It’s also interesting to note that while it was the Republicans who controlled the redistricting process in 2010, it was the Democrats who picked up seats, Hamilton said. “That tells you something about what’s going on in this country.”
While the environment hardly seemed like a major political issue in the presidential race judging by the questions and issues in the debates, he said, the environment played key roles in many Senate and House races in states like Florida, New Mexico, Colorado, Iowa, Ohio and Maine.
“Clean energy was one of the main issues under discussion,” Hamilton said. “That was one of the key issues that turned those elections.”
In California, voters approved a proposition closing a tax loophole that will bring in about $1 billion from out of state companies selling goods in the state. Half of that money will go to clean energy initiatives. Voters there also passed tax increases to fund education and to restore state environmental programs that had been threatened by budget cuts.
The fact that people are willing to tax themselves even in the difficult economy, Hamilton said, “is really heartening.”
This is Part One of a two part series. Part Two will deal with the Sierra Club’s thoughts on the future of not only the environment in the U.S., but with democracy itself.

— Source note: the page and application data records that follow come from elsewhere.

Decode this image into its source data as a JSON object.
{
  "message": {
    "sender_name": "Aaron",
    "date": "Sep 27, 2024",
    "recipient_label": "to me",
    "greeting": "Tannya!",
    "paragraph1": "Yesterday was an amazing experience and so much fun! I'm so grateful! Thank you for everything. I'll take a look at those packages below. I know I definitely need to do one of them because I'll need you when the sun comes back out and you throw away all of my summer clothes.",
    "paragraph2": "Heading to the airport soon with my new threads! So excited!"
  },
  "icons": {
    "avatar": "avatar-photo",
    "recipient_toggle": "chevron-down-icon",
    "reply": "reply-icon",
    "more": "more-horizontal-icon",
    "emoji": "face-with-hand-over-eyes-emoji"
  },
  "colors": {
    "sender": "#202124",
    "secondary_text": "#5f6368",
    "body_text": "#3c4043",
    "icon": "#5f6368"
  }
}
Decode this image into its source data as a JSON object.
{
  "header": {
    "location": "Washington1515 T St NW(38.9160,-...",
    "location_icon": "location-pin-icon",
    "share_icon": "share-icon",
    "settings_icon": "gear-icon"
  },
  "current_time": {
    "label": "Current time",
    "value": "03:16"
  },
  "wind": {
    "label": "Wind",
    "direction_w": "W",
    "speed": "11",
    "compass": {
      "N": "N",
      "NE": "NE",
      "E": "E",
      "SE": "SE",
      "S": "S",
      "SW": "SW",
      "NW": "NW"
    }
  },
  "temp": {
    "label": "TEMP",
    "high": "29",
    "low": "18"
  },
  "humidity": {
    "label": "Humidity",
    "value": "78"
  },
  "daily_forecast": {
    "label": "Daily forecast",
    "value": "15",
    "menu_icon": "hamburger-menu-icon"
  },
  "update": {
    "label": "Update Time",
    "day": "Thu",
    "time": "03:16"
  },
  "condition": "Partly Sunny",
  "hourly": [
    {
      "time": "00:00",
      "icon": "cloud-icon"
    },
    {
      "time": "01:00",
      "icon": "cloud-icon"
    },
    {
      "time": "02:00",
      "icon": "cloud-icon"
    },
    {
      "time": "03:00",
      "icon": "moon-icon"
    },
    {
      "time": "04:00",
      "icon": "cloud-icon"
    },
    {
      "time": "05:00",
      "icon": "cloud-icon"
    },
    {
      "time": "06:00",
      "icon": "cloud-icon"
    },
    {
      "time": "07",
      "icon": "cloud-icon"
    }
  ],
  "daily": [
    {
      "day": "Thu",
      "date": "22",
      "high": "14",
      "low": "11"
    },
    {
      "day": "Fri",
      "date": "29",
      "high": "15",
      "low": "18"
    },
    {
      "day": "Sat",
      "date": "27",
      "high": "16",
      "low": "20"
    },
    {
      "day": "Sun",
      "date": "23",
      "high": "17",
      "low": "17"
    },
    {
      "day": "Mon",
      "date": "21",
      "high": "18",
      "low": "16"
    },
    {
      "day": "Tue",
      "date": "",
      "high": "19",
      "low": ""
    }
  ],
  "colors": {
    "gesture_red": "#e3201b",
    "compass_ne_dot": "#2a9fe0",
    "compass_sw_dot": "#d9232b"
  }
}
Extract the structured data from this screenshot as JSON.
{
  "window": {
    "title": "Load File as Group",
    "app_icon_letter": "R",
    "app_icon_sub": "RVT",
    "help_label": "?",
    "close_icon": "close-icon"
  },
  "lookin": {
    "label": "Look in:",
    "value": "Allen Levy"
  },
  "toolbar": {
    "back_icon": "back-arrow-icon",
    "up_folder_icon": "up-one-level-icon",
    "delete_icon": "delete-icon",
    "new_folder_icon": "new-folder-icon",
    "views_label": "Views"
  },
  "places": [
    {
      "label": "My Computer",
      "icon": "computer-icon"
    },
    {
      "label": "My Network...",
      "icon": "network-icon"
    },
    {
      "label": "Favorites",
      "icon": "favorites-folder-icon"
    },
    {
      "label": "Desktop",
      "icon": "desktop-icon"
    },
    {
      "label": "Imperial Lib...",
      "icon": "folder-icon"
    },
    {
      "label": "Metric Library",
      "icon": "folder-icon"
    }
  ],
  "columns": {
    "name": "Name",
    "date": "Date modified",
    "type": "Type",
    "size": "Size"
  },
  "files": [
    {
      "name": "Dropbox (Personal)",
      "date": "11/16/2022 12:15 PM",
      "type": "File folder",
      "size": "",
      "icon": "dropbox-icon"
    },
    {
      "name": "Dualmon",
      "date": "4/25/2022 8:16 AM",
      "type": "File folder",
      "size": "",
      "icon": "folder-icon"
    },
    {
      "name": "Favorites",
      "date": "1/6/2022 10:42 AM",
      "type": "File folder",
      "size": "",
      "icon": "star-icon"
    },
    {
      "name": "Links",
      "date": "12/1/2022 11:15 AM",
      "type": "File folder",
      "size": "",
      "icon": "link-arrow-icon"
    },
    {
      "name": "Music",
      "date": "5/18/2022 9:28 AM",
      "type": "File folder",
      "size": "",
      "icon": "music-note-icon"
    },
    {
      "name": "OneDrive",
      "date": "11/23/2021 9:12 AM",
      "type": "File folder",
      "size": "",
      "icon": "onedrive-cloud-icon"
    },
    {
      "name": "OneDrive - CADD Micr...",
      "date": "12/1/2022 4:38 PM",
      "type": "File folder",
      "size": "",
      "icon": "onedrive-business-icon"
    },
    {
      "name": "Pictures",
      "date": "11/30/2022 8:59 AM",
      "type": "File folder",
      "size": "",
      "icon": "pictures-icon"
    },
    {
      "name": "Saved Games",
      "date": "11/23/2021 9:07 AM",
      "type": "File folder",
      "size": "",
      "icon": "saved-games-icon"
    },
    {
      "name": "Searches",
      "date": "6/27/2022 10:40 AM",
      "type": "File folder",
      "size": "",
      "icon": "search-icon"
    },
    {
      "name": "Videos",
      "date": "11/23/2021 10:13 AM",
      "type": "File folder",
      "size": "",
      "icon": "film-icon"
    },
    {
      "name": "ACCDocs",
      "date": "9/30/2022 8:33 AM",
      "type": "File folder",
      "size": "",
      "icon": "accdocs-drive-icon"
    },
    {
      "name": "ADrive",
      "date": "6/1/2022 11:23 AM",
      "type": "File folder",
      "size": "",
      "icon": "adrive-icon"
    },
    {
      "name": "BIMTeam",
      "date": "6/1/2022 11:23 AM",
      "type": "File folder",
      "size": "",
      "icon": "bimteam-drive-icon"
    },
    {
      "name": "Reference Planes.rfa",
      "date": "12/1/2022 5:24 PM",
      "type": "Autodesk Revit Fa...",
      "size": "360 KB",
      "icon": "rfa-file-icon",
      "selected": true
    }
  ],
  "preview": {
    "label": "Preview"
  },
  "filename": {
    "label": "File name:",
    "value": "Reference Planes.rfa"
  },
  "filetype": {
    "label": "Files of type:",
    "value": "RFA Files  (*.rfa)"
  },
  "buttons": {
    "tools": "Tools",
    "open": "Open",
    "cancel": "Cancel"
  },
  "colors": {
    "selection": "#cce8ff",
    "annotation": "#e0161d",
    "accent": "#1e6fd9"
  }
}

Bruce Hamilton has worked for the Sierra Club for more than 35 years, starting out as a regional organizer in the Northern Rocky Mountains and Northern Plains states. He served as National Field Director, National Conservation Director, and he has been involved in designing and implementing campaigns to promote Smart Energy Solutions, to preserve America’s Wild Legacy and to support Safe Healthy Communities at the local, state, regional, federal and international levels. He most recently developed and now helps to lead the club’s Beyond Natural Gas Campaign and the Resilient Habitats Campaign, which has the goal of protecting native species and ecosystems from climate change. Hamilton served on the Environmental Support Center Board of Directors, the U.S. Department of Energy Environmental Advisory Board and the U.S. Environmental Protection Agency National Advisory Council on Sustainable Economies. He is presently a member of the World Commission on Protected Areas. Prior to joining the Sierra Club staff he was the Field Editor of High Country News (an environmental news magazine covering the West) and was an environmental consultant drafting federal environmental impact statements. He received a B.S. summa cum laude in Wildlife Biology and Natural Resources Administration from Colorado State University in 1973.
© 2012, Glynn Wilson. All rights reserved.